■ WHAT YOU NEED TO DO ■
Repeat the data exactly. Pictures stay out.

■ STUDY MATERIAL ■

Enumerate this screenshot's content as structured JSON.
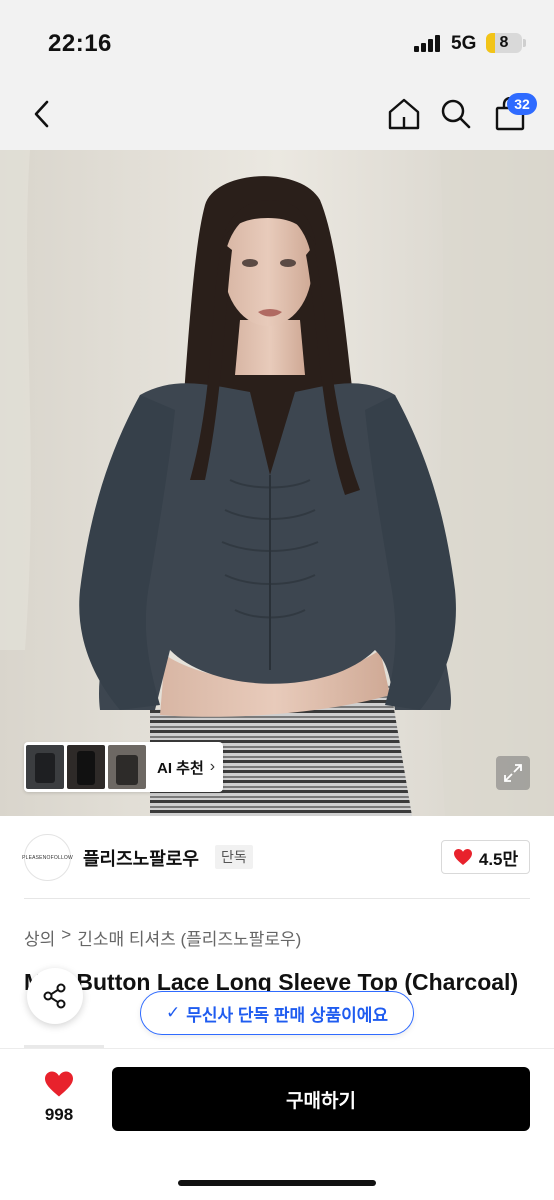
{
  "status_bar": {
    "time": "22:16",
    "network": "5G",
    "battery": "8",
    "battery_level": 0.26
  },
  "nav": {
    "back_icon": "chevron-left-icon",
    "home_icon": "home-icon",
    "search_icon": "search-icon",
    "cart_icon": "shopping-bag-icon",
    "cart_count": "32"
  },
  "hero": {
    "ai_recommend_label": "AI 추천",
    "ai_recommend_chevron": "›",
    "expand_icon": "expand-icon"
  },
  "brand": {
    "logo_text": "PLEASENOFOLLOW",
    "name": "플리즈노팔로우",
    "tag": "단독",
    "like_count": "4.5만"
  },
  "breadcrumb": [
    "상의",
    ">",
    "긴소매 티셔츠 (플리즈노팔로우)"
  ],
  "product": {
    "title": "Mini Button Lace Long Sleeve Top (Charcoal)"
  },
  "floating": {
    "exclusive_label": "무신사 단독 판매 상품이에요",
    "exclusive_check": "✓"
  },
  "bottom": {
    "wish_count": "998",
    "buy_label": "구매하기"
  },
  "colors": {
    "accent_blue": "#2f6bff",
    "heart_red": "#e8222c",
    "buy_black": "#000000",
    "badge_yellow": "#f2c418"
  }
}
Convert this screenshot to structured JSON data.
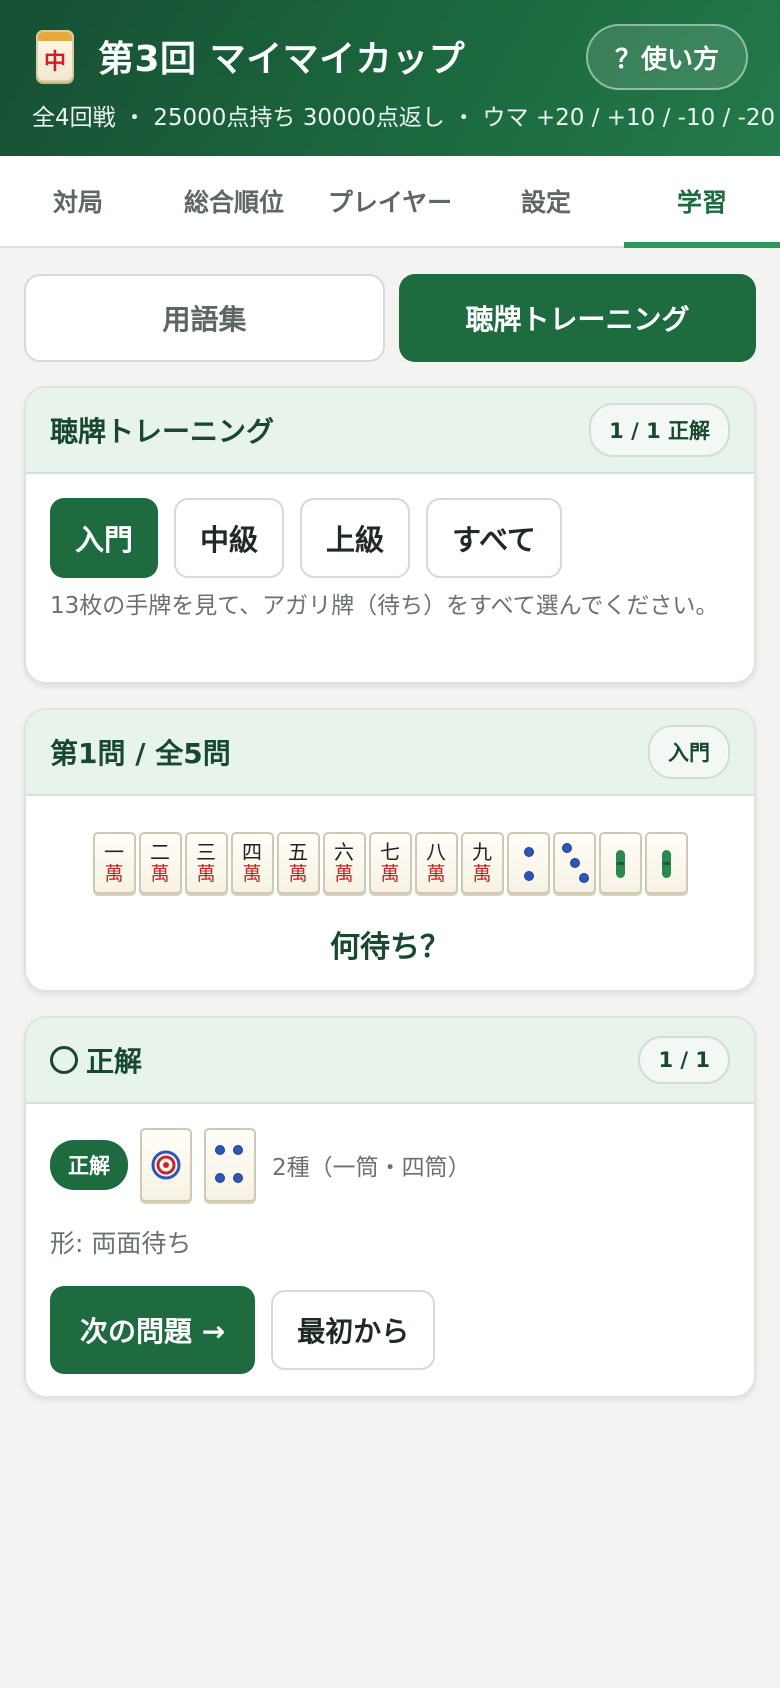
{
  "header": {
    "icon_glyph": "中",
    "title": "第3回 マイマイカップ",
    "help_button": "？使い方",
    "subtitle": "全4回戦 ・ 25000点持ち 30000点返し ・ ウマ +20 / +10 / -10 / -20"
  },
  "tabs": [
    {
      "label": "対局"
    },
    {
      "label": "総合順位"
    },
    {
      "label": "プレイヤー"
    },
    {
      "label": "設定"
    },
    {
      "label": "学習",
      "active": true
    }
  ],
  "subtabs": {
    "glossary": "用語集",
    "training": "聴牌トレーニング"
  },
  "training_card": {
    "title": "聴牌トレーニング",
    "score": "1 / 1 正解",
    "levels": [
      "入門",
      "中級",
      "上級",
      "すべて"
    ],
    "selected_level": "入門",
    "description": "13枚の手牌を見て、アガリ牌（待ち）をすべて選んでください。"
  },
  "question_card": {
    "title": "第1問 / 全5問",
    "level_badge": "入門",
    "hand": [
      {
        "num": "一",
        "suit": "萬"
      },
      {
        "num": "二",
        "suit": "萬"
      },
      {
        "num": "三",
        "suit": "萬"
      },
      {
        "num": "四",
        "suit": "萬"
      },
      {
        "num": "五",
        "suit": "萬"
      },
      {
        "num": "六",
        "suit": "萬"
      },
      {
        "num": "七",
        "suit": "萬"
      },
      {
        "num": "八",
        "suit": "萬"
      },
      {
        "num": "九",
        "suit": "萬"
      },
      {
        "tile": "2-pin-icon"
      },
      {
        "tile": "3-pin-icon"
      },
      {
        "tile": "2-sou-icon"
      },
      {
        "tile": "2-sou-icon"
      }
    ],
    "prompt": "何待ち？"
  },
  "result_card": {
    "title": "正解",
    "count": "1 / 1",
    "badge": "正解",
    "wait_tiles": [
      "1-pin-icon",
      "4-pin-icon"
    ],
    "wait_text": "2種（一筒・四筒）",
    "shape": "形: 両面待ち",
    "next_button": "次の問題 →",
    "restart_button": "最初から"
  },
  "colors": {
    "primary": "#1e6b40",
    "header_dark": "#164f33",
    "accent_underline": "#2a9a5a",
    "man_red": "#c62828",
    "pin_blue": "#2f55b8",
    "sou_green": "#2a8a4d"
  }
}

■ TASK OUTPUT ■
Enumerate this screenshot's content as structured JSON.
{
  "status_bar": {
    "time": "22:16",
    "network": "5G",
    "battery": "8",
    "battery_level": 0.26
  },
  "nav": {
    "back_icon": "chevron-left-icon",
    "home_icon": "home-icon",
    "search_icon": "search-icon",
    "cart_icon": "shopping-bag-icon",
    "cart_count": "32"
  },
  "hero": {
    "ai_recommend_label": "AI 추천",
    "ai_recommend_chevron": "›",
    "expand_icon": "expand-icon"
  },
  "brand": {
    "logo_text": "PLEASENOFOLLOW",
    "name": "플리즈노팔로우",
    "tag": "단독",
    "like_count": "4.5만"
  },
  "breadcrumb": [
    "상의",
    ">",
    "긴소매 티셔츠 (플리즈노팔로우)"
  ],
  "product": {
    "title": "Mini Button Lace Long Sleeve Top (Charcoal)"
  },
  "floating": {
    "exclusive_label": "무신사 단독 판매 상품이에요",
    "exclusive_check": "✓"
  },
  "bottom": {
    "wish_count": "998",
    "buy_label": "구매하기"
  },
  "colors": {
    "accent_blue": "#2f6bff",
    "heart_red": "#e8222c",
    "buy_black": "#000000",
    "badge_yellow": "#f2c418"
  }
}
Convert this screenshot to structured JSON data.
{
  "header": {
    "icon_glyph": "中",
    "title": "第3回 マイマイカップ",
    "help_button": "？使い方",
    "subtitle": "全4回戦 ・ 25000点持ち 30000点返し ・ ウマ +20 / +10 / -10 / -20"
  },
  "tabs": [
    {
      "label": "対局"
    },
    {
      "label": "総合順位"
    },
    {
      "label": "プレイヤー"
    },
    {
      "label": "設定"
    },
    {
      "label": "学習",
      "active": true
    }
  ],
  "subtabs": {
    "glossary": "用語集",
    "training": "聴牌トレーニング"
  },
  "training_card": {
    "title": "聴牌トレーニング",
    "score": "1 / 1 正解",
    "levels": [
      "入門",
      "中級",
      "上級",
      "すべて"
    ],
    "selected_level": "入門",
    "description": "13枚の手牌を見て、アガリ牌（待ち）をすべて選んでください。"
  },
  "question_card": {
    "title": "第1問 / 全5問",
    "level_badge": "入門",
    "hand": [
      {
        "num": "一",
        "suit": "萬"
      },
      {
        "num": "二",
        "suit": "萬"
      },
      {
        "num": "三",
        "suit": "萬"
      },
      {
        "num": "四",
        "suit": "萬"
      },
      {
        "num": "五",
        "suit": "萬"
      },
      {
        "num": "六",
        "suit": "萬"
      },
      {
        "num": "七",
        "suit": "萬"
      },
      {
        "num": "八",
        "suit": "萬"
      },
      {
        "num": "九",
        "suit": "萬"
      },
      {
        "tile": "2-pin-icon"
      },
      {
        "tile": "3-pin-icon"
      },
      {
        "tile": "2-sou-icon"
      },
      {
        "tile": "2-sou-icon"
      }
    ],
    "prompt": "何待ち？"
  },
  "result_card": {
    "title": "正解",
    "count": "1 / 1",
    "badge": "正解",
    "wait_tiles": [
      "1-pin-icon",
      "4-pin-icon"
    ],
    "wait_text": "2種（一筒・四筒）",
    "shape": "形: 両面待ち",
    "next_button": "次の問題 →",
    "restart_button": "最初から"
  },
  "colors": {
    "primary": "#1e6b40",
    "header_dark": "#164f33",
    "accent_underline": "#2a9a5a",
    "man_red": "#c62828",
    "pin_blue": "#2f55b8",
    "sou_green": "#2a8a4d"
  }
}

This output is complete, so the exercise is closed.